Dodger fans, of course, are quick to use math right back at Frank McCourt. The first suggestion was from David Pepper of Malibu who wrote in to Saturday's LA Times:

Let's assume that the Dodgers draw 2.5 million fans this year. With the $25 million post-Ramirez windfall, this means that the Dodgers could give everyone a $10 rebate, per ticket per game, without losing a dime. Now that's a stimulus package!"

McCourt Math, of course, would reject this payout, instead citing an uncertain macroeconomy, the unfortunate self-inflicted need to pay Juan Pierre $9M each next year, etc. But you can't blame a guy for asking.
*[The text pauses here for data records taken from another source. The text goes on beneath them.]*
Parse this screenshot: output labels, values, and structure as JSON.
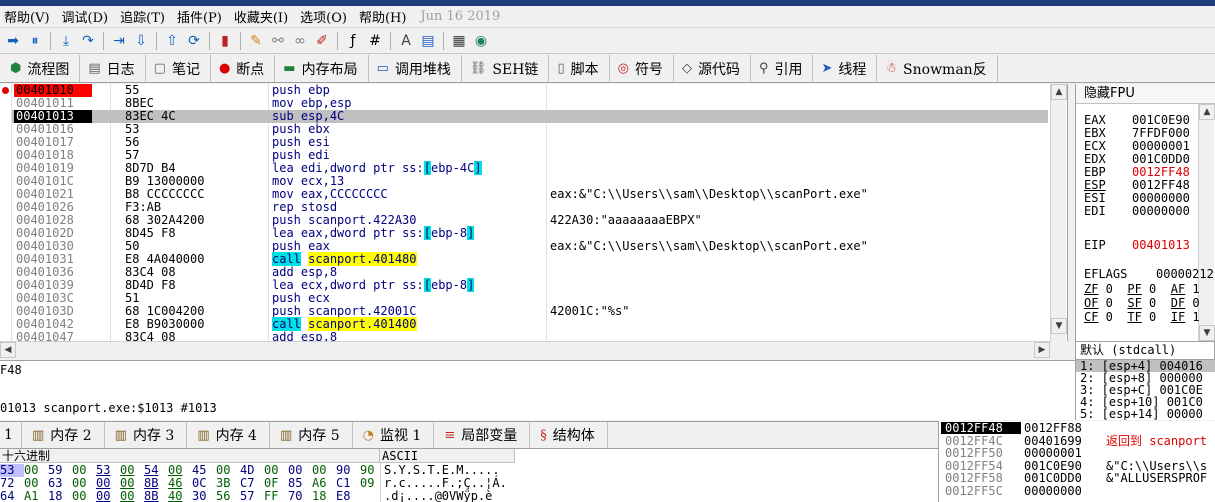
{
  "menu": {
    "items": [
      "帮助(V)",
      "调试(D)",
      "追踪(T)",
      "插件(P)",
      "收藏夹(I)",
      "选项(O)",
      "帮助(H)"
    ],
    "date": "Jun 16 2019"
  },
  "toolbar": {
    "icons": [
      "run-arrow-icon",
      "pause-icon",
      "step-into-icon",
      "step-over-icon",
      "run-to-cursor-icon",
      "run-down-icon",
      "step-out-icon",
      "animate-icon",
      "trace-icon",
      "pencil-icon",
      "attach-icon",
      "link-icon",
      "bookmark-icon",
      "function-icon",
      "hash-icon",
      "font-icon",
      "page-icon",
      "calculator-icon",
      "globe-icon"
    ]
  },
  "tabs": [
    {
      "label": "流程图",
      "icon": "flowchart-icon"
    },
    {
      "label": "日志",
      "icon": "log-icon"
    },
    {
      "label": "笔记",
      "icon": "notes-icon"
    },
    {
      "label": "断点",
      "icon": "breakpoint-icon"
    },
    {
      "label": "内存布局",
      "icon": "memory-map-icon"
    },
    {
      "label": "调用堆栈",
      "icon": "call-stack-icon"
    },
    {
      "label": "SEH链",
      "icon": "seh-chain-icon"
    },
    {
      "label": "脚本",
      "icon": "script-icon"
    },
    {
      "label": "符号",
      "icon": "symbol-icon"
    },
    {
      "label": "源代码",
      "icon": "source-icon"
    },
    {
      "label": "引用",
      "icon": "references-icon"
    },
    {
      "label": "线程",
      "icon": "threads-icon"
    },
    {
      "label": "Snowman反",
      "icon": "snowman-icon"
    }
  ],
  "disasm": [
    {
      "addr": "00401010",
      "bytes": "55",
      "ins": "push ebp",
      "cmt": "",
      "addrStyle": "red",
      "bp": true
    },
    {
      "addr": "00401011",
      "bytes": "8BEC",
      "ins": "mov ebp,esp",
      "cmt": ""
    },
    {
      "addr": "00401013",
      "bytes": "83EC 4C",
      "ins": "sub esp,4C",
      "cmt": "",
      "addrStyle": "black",
      "current": true
    },
    {
      "addr": "00401016",
      "bytes": "53",
      "ins": "push ebx",
      "cmt": ""
    },
    {
      "addr": "00401017",
      "bytes": "56",
      "ins": "push esi",
      "cmt": ""
    },
    {
      "addr": "00401018",
      "bytes": "57",
      "ins": "push edi",
      "cmt": ""
    },
    {
      "addr": "00401019",
      "bytes": "8D7D B4",
      "ins": "lea edi,dword ptr ss:[ebp-4C]",
      "cmt": ""
    },
    {
      "addr": "0040101C",
      "bytes": "B9 13000000",
      "ins": "mov ecx,13",
      "cmt": ""
    },
    {
      "addr": "00401021",
      "bytes": "B8 CCCCCCCC",
      "ins": "mov eax,CCCCCCCC",
      "cmt": "eax:&\"C:\\\\Users\\\\sam\\\\Desktop\\\\scanPort.exe\""
    },
    {
      "addr": "00401026",
      "bytes": "F3:AB",
      "ins": "rep stosd",
      "cmt": ""
    },
    {
      "addr": "00401028",
      "bytes": "68 302A4200",
      "ins": "push scanport.422A30",
      "cmt": "422A30:\"aaaaaaaaEBPX\""
    },
    {
      "addr": "0040102D",
      "bytes": "8D45 F8",
      "ins": "lea eax,dword ptr ss:[ebp-8]",
      "cmt": ""
    },
    {
      "addr": "00401030",
      "bytes": "50",
      "ins": "push eax",
      "cmt": "eax:&\"C:\\\\Users\\\\sam\\\\Desktop\\\\scanPort.exe\""
    },
    {
      "addr": "00401031",
      "bytes": "E8 4A040000",
      "ins": "call scanport.401480",
      "cmt": ""
    },
    {
      "addr": "00401036",
      "bytes": "83C4 08",
      "ins": "add esp,8",
      "cmt": ""
    },
    {
      "addr": "00401039",
      "bytes": "8D4D F8",
      "ins": "lea ecx,dword ptr ss:[ebp-8]",
      "cmt": ""
    },
    {
      "addr": "0040103C",
      "bytes": "51",
      "ins": "push ecx",
      "cmt": ""
    },
    {
      "addr": "0040103D",
      "bytes": "68 1C004200",
      "ins": "push scanport.42001C",
      "cmt": "42001C:\"%s\""
    },
    {
      "addr": "00401042",
      "bytes": "E8 B9030000",
      "ins": "call scanport.401400",
      "cmt": ""
    },
    {
      "addr": "00401047",
      "bytes": "83C4 08",
      "ins": "add esp,8",
      "cmt": ""
    }
  ],
  "registers": {
    "header": "隐藏FPU",
    "items": [
      {
        "name": "EAX",
        "value": "001C0E90"
      },
      {
        "name": "EBX",
        "value": "7FFDF000"
      },
      {
        "name": "ECX",
        "value": "00000001"
      },
      {
        "name": "EDX",
        "value": "001C0DD0"
      },
      {
        "name": "EBP",
        "value": "0012FF48",
        "changed": true
      },
      {
        "name": "ESP",
        "value": "0012FF48",
        "underline": true
      },
      {
        "name": "ESI",
        "value": "00000000"
      },
      {
        "name": "EDI",
        "value": "00000000"
      }
    ],
    "eip": {
      "name": "EIP",
      "value": "00401013"
    },
    "eflags": {
      "name": "EFLAGS",
      "value": "00000212"
    },
    "flags": [
      [
        "ZF",
        "0",
        "PF",
        "0",
        "AF",
        "1"
      ],
      [
        "OF",
        "0",
        "SF",
        "0",
        "DF",
        "0"
      ],
      [
        "CF",
        "0",
        "TF",
        "0",
        "IF",
        "1"
      ]
    ]
  },
  "callconv": "默认 (stdcall)",
  "args": [
    "1: [esp+4] 004016",
    "2: [esp+8] 000000",
    "3: [esp+C] 001C0E",
    "4: [esp+10] 001C0",
    "5: [esp+14] 00000"
  ],
  "info": {
    "line1": "F48",
    "line2": "01013 scanport.exe:$1013 #1013"
  },
  "bottomTabs": [
    {
      "label": "内存 2",
      "icon": "memory-icon"
    },
    {
      "label": "内存 3",
      "icon": "memory-icon"
    },
    {
      "label": "内存 4",
      "icon": "memory-icon"
    },
    {
      "label": "内存 5",
      "icon": "memory-icon"
    },
    {
      "label": "监视 1",
      "icon": "watch-icon"
    },
    {
      "label": "局部变量",
      "icon": "locals-icon"
    },
    {
      "label": "结构体",
      "icon": "struct-icon"
    }
  ],
  "dump": {
    "hexHeader": "十六进制",
    "asciiHeader": "ASCII",
    "rows": [
      {
        "hex": [
          "53",
          "00",
          "59",
          "00",
          "53",
          "00",
          "54",
          "00",
          "45",
          "00",
          "4D",
          "00",
          "00",
          "00",
          "90",
          "90"
        ],
        "ascii": "S.Y.S.T.E.M....."
      },
      {
        "hex": [
          "72",
          "00",
          "63",
          "00",
          "00",
          "00",
          "8B",
          "46",
          "0C",
          "3B",
          "C7",
          "0F",
          "85",
          "A6",
          "C1",
          "09"
        ],
        "ascii": "r.c.....F.;Ç..¦Á."
      },
      {
        "hex": [
          "64",
          "A1",
          "18",
          "00",
          "00",
          "00",
          "8B",
          "40",
          "30",
          "56",
          "57",
          "FF",
          "70",
          "18",
          "E8",
          ""
        ],
        "ascii": ".d¡....@0VWÿp.è"
      }
    ]
  },
  "stack": {
    "rows": [
      {
        "addr": "0012FF48",
        "val": "0012FF88",
        "cmt": "",
        "sel": true
      },
      {
        "addr": "0012FF4C",
        "val": "00401699",
        "cmt": "返回到 scanport",
        "red": true
      },
      {
        "addr": "0012FF50",
        "val": "00000001",
        "cmt": ""
      },
      {
        "addr": "0012FF54",
        "val": "001C0E90",
        "cmt": "&\"C:\\\\Users\\\\s"
      },
      {
        "addr": "0012FF58",
        "val": "001C0DD0",
        "cmt": "&\"ALLUSERSPROF"
      },
      {
        "addr": "0012FF5C",
        "val": "00000000",
        "cmt": ""
      }
    ]
  }
}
Heck, a $10 rebate barely covers 5/6th of a beer.

The other response came from "Nic J", who commented back using the McCourt Math Theorem itself:

I wonder if Mr. McCourt will agree to deferred money when I go to buy Dodger tickets this year.

Brilliant, Nic! Instead of me shelling out $185 a game for my pair of season ticket seats, I'll pay $50 today and pay Frank the rest in $10 payments stretching over the next decade and a half. No interest, of course. Whaddya say, Frank? We're using your math!


I also want to take the time to counter Bill Plaschke and others' comments regarding McCourt's mythical offer of $25M in 2009 to Ramirez, which as many reported "would have put Ramirez as the second-highest paid player in baseball, behind Alex Rodriguez."

Now that we all know Frank McCourt's actual offer was only $10M in 2009, isn't it fair to note that the actual amount the Dodgers offered Manny is only on par with Hiroki Kuroda, and even less than Rafael Furcal's 2009 salary? And, by the way, $2M less than what we're paying Jason Schmidt next year. Hmm, that certainly puts things in perspective.


NicJ said...

Hey! I'm blog famous!

Eric Karros said...

Sax (or anyone), if he opts out after 1 year, are you sure he gets only the initial $10m and no additional deferred payments down the line?

berkowit28 said...

If he opts out after 1 year he gets $25m, however long it takes (presumably another 2 years: 10 + 5).

DodgerBlu said...

It turns out that I may know Pepper. Of course, he is aware of the economics of deferred payments, etc. The point is that, in today's economy, throwing such huge numbers around (even if it's "only" $10M) may leave the Average Joe amazed to realize that these guys make more per year than many of our US Senators COMBINED, or, more than the Supreme Court Justices, the Cabinet, the VP and the President COMBINER! Yes, the big bucks apply to owners as well, and, of course, it's a free economy, and, we choose to go to the games...blah, blah, blah. It just goes against the grain of us little people to attempt to contemplate numbers with so many zeroes to the LEFT of the decimal point. The Koufax's and Drysdale’s may have broken salary barriers when they held out for an unthinkable $100K, but, relative to an average worker’s salary back in the mid-1960s (assume even a low value of $5K), these Dodger greats held out for a multiple of 20 times what a typical family earned in those days. Nowadays, even if we use (your more accurate) “actual” salary of $10M, and assume that the average Joe’s salary is as high as $40K (to err on the side of a low multiplier), the multiplier is still upwards of 250!! So, in that context, it’s powers of 10 that are more relevant than your (albeit correct) factor of 2. And, trust me, I, too, am a Dodger fan, dating way back to the 1959 World Series, when the “Sons of Garvey” were, most likely (and, with all due respect), the “Toddlers of Garvey.”

Orel said...

Welcome to SoSG, DB! Your response reminds me of Babe Ruth's famous quote upon learning he was holding out for more money than President Hoover made:

"I had a better year than he did."